When high school senior Matt Forsythe discovers a weird computer and a secret door at school, a series of events unfolds where he and his friends solve one mathematical puzzle after another. After finding a teleportal, they travel to a strange world where numbers are actually alive! There they meet the mad scientist Maglio and the ghostly Fifty-Seven and discover that some of the numbers are mysteriously disappearing.
Charles Fischer has taught in public and private schools in a variety of settings, from rural Maine to inner city Atlanta. In the past 20 years, he has worked with a wide range of students from 4th grade to AP English and has been nominated for Teacher of the Year four times. He has his Master’s degree in Teaching & Learning from the University of Southern Maine, and received his B.A. in English Literature and Creative Writing from Binghamton University. His latest book, The Power of the Socratic Classroom, has won two awards, including the NIEA Best Education Book. His first novel, Beyond Infinity, won a 2014 Independent Publisher Book Award bronze medal (YA fiction). His areas of expertise are in Socratic Seminar, dialogue, listening, inquiry, and critical & creative thinking. He is currently working on a three book series focused on all of these territories.
One of the reasons I wrote this book is because I wanted to make mathematics more interesting for students. For many younger students, math just seems like repetitive arithmetic operations. Let's face it, there's not a lot of excitement there - though it might be necessary. The domain of mathematics is absolutely huge, though, and it's our job as teachers to at least show students more of the domain.
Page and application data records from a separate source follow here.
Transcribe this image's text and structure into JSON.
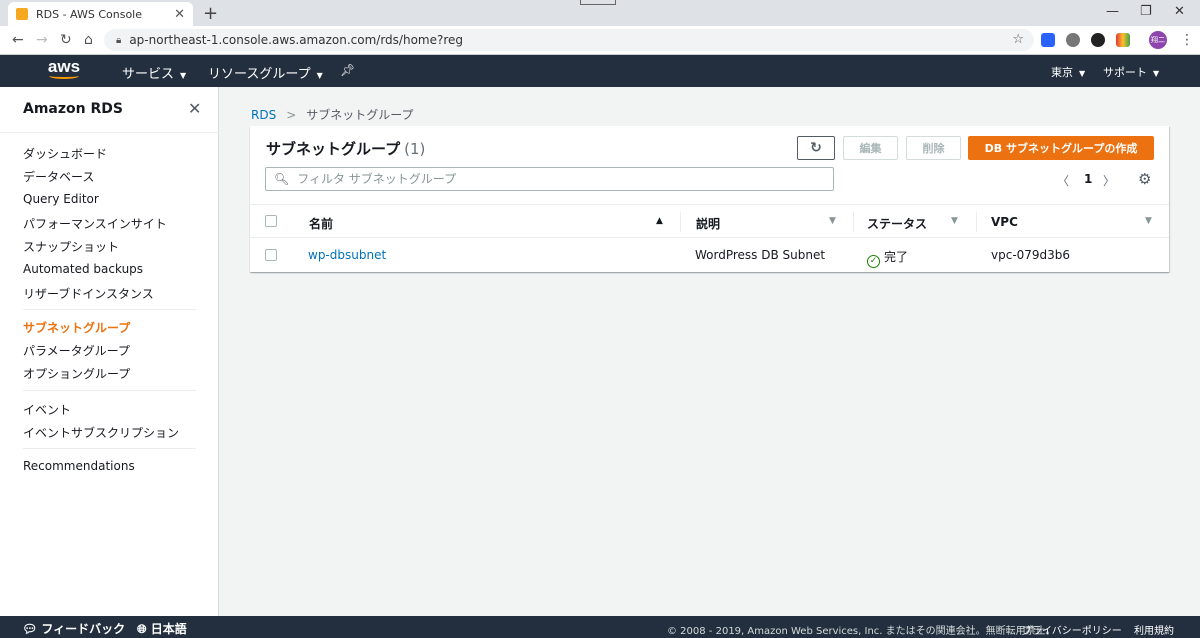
{
  "browser": {
    "tab_title": "RDS - AWS Console",
    "tab_close": "✕",
    "new_tab": "+",
    "window_controls": [
      "—",
      "❐",
      "✕"
    ],
    "url": "ap-northeast-1.console.aws.amazon.com/rds/home?reg",
    "profile_initials": "翔二"
  },
  "aws_nav": {
    "logo": "aws",
    "services": "サービス",
    "resource_groups": "リソースグループ",
    "region": "東京",
    "support": "サポート"
  },
  "sidebar": {
    "title": "Amazon RDS",
    "groups": [
      [
        "ダッシュボード",
        "データベース",
        "Query Editor",
        "パフォーマンスインサイト",
        "スナップショット",
        "Automated backups",
        "リザーブドインスタンス"
      ],
      [
        "サブネットグループ",
        "パラメータグループ",
        "オプショングループ"
      ],
      [
        "イベント",
        "イベントサブスクリプション"
      ],
      [
        "Recommendations"
      ]
    ],
    "active": "サブネットグループ"
  },
  "breadcrumb": {
    "root": "RDS",
    "current": "サブネットグループ"
  },
  "panel": {
    "title": "サブネットグループ",
    "count": "(1)",
    "edit": "編集",
    "delete": "削除",
    "create": "DB サブネットグループの作成",
    "search_placeholder": "フィルタ サブネットグループ",
    "page": "1"
  },
  "table": {
    "columns": [
      "名前",
      "説明",
      "ステータス",
      "VPC"
    ],
    "rows": [
      {
        "name": "wp-dbsubnet",
        "description": "WordPress DB Subnet",
        "status": "完了",
        "vpc": "vpc-079d3b6"
      }
    ]
  },
  "footer": {
    "feedback": "フィードバック",
    "language": "日本語",
    "copyright": "© 2008 - 2019, Amazon Web Services, Inc. またはその関連会社。無断転用禁止。",
    "privacy": "プライバシーポリシー",
    "terms": "利用規約"
  },
  "colors": {
    "nav_bg": "#232f3e",
    "accent": "#ec7211",
    "link": "#0073bb",
    "success": "#1d8102"
  }
}
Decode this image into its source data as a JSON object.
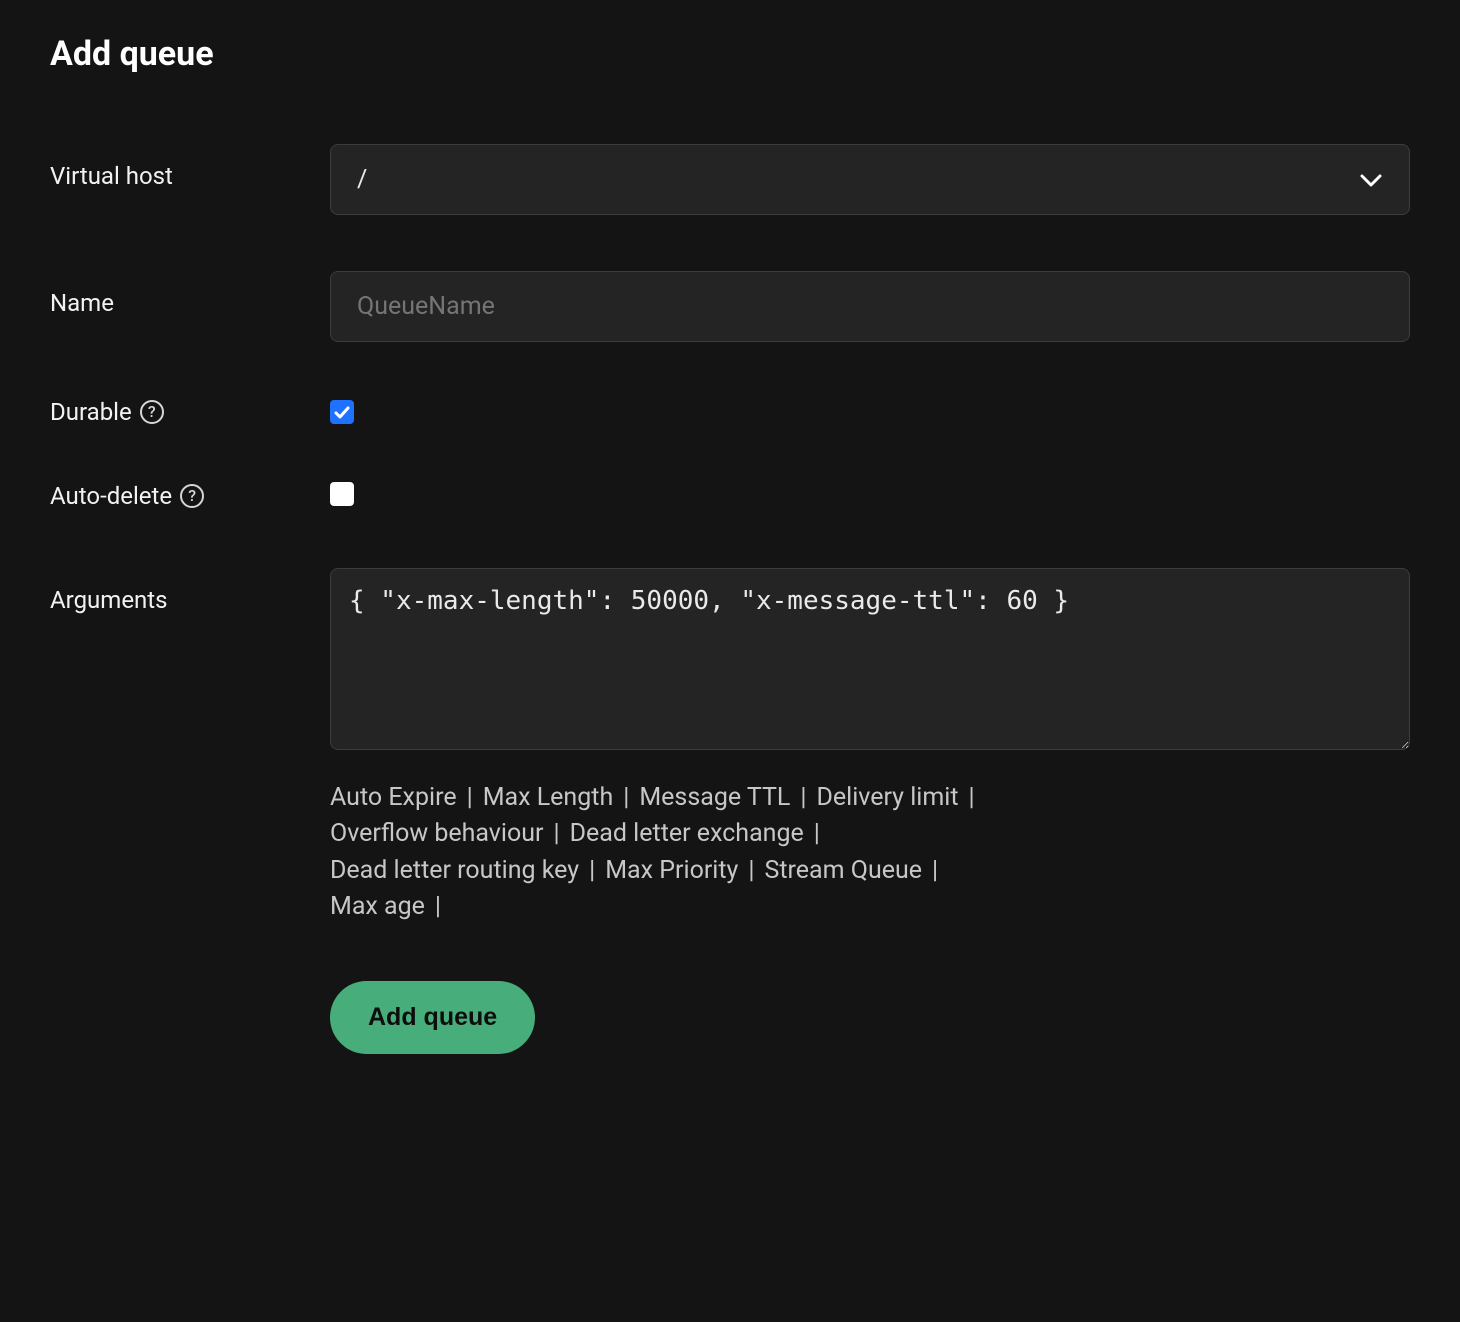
{
  "title": "Add queue",
  "fields": {
    "virtual_host": {
      "label": "Virtual host",
      "value": "/"
    },
    "name": {
      "label": "Name",
      "placeholder": "QueueName",
      "value": ""
    },
    "durable": {
      "label": "Durable",
      "checked": true
    },
    "auto_delete": {
      "label": "Auto-delete",
      "checked": false
    },
    "arguments": {
      "label": "Arguments",
      "value": "{ \"x-max-length\": 50000, \"x-message-ttl\": 60 }"
    }
  },
  "argument_hints": [
    "Auto Expire",
    "Max Length",
    "Message TTL",
    "Delivery limit",
    "Overflow behaviour",
    "Dead letter exchange",
    "Dead letter routing key",
    "Max Priority",
    "Stream Queue",
    "Max age"
  ],
  "submit_label": "Add queue"
}
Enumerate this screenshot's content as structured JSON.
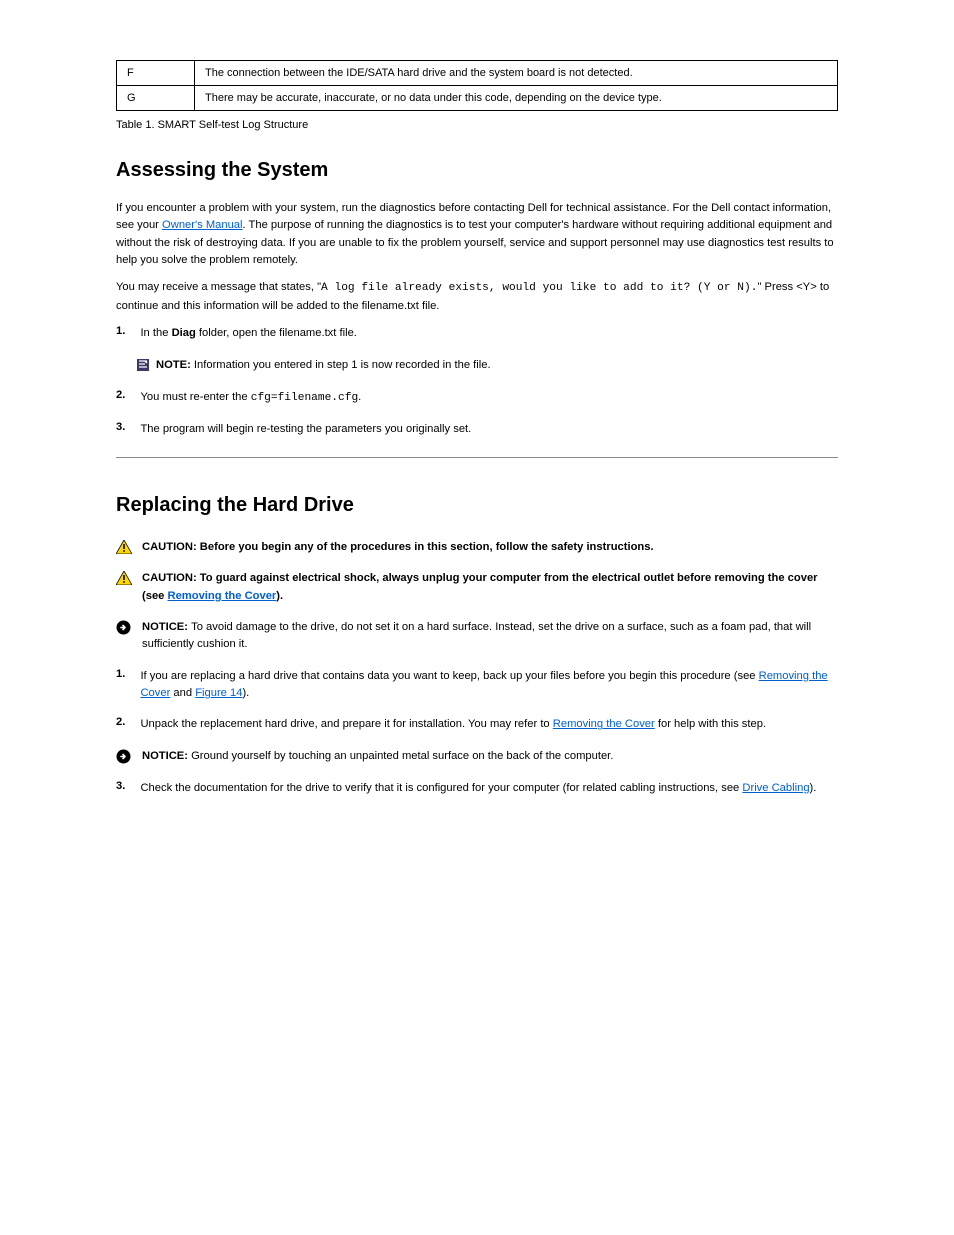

Nine has a curious property that makes it very useful in a lot of those “magic” number tricks where you choose a number and after a few steps someone tells you the amazing result. For example, pick a number besides zero. Multiply it by nine. Add the digits together, and keep adding the results together until you reach a single digit. Result: nine. Try it again if you don’t believe me. Just make sure to keep adding the digits together until there’s just a single digit left. For example 9 × 9 = 81, and then 8 + 1 = 9. Or 23 × 9 equals 207, and 2 + 0 + 7 = 9. Here’s another: 177 × 9 = 1593, and 1 + 5 + 9 + 3 = 18 and then 1 + 8 = 9 as a single digit.